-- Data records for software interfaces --
↓↓↓
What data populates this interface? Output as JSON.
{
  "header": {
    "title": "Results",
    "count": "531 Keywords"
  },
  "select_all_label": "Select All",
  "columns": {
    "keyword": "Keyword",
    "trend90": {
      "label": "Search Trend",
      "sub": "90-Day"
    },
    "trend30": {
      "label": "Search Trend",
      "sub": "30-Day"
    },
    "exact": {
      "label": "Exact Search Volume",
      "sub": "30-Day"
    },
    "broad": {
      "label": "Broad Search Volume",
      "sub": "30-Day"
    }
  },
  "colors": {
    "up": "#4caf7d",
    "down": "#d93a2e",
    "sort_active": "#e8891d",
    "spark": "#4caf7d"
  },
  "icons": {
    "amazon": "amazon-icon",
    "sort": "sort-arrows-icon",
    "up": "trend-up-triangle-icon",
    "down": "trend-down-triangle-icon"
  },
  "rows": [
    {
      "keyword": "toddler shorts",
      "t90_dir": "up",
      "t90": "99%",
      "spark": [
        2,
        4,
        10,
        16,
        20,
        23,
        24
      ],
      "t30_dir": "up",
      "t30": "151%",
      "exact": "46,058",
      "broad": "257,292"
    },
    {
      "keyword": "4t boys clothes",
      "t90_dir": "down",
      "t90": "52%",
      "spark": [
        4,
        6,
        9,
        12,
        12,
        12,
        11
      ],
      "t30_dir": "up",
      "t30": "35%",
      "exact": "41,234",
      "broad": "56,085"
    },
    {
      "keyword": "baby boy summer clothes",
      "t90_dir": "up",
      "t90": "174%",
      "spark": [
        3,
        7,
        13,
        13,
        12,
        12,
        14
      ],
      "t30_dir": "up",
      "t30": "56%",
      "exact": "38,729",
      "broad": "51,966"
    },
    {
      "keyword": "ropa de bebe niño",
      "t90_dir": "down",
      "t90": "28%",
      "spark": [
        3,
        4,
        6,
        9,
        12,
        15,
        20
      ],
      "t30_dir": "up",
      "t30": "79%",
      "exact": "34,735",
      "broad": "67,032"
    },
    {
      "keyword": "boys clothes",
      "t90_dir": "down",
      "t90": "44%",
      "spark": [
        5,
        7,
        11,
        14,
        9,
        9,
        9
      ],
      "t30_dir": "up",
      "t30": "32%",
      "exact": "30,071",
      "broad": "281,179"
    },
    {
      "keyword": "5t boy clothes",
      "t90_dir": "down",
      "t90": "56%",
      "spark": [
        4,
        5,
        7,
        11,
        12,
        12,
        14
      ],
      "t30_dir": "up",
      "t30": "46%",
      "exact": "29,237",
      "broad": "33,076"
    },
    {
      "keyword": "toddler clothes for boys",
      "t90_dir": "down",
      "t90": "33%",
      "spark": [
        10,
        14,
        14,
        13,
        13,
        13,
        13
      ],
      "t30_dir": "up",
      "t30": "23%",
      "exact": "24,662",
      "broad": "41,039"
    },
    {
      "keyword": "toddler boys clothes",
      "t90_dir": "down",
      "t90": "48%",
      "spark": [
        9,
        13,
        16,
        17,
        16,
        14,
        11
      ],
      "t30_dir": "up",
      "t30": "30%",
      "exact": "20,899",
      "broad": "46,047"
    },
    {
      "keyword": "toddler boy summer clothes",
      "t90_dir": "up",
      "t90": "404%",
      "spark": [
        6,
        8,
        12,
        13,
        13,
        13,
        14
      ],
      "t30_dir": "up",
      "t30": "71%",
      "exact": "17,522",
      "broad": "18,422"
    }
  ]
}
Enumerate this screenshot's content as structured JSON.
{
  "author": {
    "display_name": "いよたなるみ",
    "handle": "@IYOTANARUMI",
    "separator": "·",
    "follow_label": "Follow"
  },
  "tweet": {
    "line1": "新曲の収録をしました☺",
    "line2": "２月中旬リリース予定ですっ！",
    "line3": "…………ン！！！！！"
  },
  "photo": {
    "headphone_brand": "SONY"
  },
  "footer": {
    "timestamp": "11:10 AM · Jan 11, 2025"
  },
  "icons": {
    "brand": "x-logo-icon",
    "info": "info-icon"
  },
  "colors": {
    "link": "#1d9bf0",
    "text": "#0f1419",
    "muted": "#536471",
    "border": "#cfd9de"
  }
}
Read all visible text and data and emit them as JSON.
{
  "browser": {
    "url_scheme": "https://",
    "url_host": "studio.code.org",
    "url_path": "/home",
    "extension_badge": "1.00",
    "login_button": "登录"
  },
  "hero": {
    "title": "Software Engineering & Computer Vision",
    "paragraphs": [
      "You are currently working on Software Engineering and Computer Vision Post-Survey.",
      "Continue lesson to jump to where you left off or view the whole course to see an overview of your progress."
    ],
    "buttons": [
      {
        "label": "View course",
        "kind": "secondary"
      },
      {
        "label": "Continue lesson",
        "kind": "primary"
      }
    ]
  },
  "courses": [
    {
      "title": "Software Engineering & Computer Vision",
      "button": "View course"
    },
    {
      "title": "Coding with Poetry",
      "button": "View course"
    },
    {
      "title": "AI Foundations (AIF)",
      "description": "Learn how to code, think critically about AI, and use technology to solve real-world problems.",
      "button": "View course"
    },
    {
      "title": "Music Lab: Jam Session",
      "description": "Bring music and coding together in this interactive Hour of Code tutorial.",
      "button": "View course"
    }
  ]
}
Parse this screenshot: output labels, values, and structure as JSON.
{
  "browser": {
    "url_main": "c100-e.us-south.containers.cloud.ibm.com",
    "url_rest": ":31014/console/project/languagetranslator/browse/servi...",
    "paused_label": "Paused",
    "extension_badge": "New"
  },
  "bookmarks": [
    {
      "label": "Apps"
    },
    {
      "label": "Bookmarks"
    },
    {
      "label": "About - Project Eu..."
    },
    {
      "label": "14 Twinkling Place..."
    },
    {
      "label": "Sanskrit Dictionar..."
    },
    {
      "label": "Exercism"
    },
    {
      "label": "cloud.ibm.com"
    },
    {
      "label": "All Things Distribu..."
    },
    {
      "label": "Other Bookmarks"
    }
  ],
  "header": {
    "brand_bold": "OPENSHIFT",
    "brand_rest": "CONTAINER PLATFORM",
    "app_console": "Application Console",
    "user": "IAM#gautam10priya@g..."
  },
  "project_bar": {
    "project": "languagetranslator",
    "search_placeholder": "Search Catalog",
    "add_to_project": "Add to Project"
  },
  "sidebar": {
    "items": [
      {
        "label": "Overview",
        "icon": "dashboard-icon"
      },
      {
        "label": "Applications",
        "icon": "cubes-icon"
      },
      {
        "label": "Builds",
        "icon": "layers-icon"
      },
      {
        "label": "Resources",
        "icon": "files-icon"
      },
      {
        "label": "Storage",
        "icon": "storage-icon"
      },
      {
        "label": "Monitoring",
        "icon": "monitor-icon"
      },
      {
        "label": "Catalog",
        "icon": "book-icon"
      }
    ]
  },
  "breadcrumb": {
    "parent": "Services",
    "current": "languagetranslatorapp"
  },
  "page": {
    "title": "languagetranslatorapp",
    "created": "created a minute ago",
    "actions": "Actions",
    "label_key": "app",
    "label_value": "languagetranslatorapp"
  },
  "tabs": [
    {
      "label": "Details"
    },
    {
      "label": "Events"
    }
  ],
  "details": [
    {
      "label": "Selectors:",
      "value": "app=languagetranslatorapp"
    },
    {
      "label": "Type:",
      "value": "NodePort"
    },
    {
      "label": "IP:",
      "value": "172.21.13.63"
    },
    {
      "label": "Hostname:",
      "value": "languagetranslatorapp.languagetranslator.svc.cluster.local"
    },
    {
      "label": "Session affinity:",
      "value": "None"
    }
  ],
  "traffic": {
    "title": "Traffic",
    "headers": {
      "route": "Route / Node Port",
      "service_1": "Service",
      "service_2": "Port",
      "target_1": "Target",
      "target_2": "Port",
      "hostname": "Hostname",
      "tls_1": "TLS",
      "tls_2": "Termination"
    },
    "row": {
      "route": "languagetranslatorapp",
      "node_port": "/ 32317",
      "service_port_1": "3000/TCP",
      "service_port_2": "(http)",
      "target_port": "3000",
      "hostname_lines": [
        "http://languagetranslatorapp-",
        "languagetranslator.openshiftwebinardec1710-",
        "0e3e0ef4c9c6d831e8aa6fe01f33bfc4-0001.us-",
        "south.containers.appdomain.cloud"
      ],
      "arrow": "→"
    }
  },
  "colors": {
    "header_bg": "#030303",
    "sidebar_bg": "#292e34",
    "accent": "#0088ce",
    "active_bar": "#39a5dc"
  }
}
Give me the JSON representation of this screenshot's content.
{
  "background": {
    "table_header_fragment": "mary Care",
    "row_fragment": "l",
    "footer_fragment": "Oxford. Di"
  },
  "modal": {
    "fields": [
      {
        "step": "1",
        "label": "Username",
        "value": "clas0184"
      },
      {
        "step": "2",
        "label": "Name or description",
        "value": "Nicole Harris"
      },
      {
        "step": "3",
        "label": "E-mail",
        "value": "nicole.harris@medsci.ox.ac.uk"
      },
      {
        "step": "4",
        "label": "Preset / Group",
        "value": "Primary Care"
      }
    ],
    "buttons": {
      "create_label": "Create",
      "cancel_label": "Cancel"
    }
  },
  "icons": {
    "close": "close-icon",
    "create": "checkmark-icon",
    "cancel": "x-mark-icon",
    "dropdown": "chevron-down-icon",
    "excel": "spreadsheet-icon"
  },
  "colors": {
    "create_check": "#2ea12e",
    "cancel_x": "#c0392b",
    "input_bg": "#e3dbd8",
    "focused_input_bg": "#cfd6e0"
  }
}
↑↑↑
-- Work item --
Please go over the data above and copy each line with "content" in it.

-- Final answer --
Enumerate this screenshot's content as structured JSON.
Give me the JSON representation of this screenshot's content.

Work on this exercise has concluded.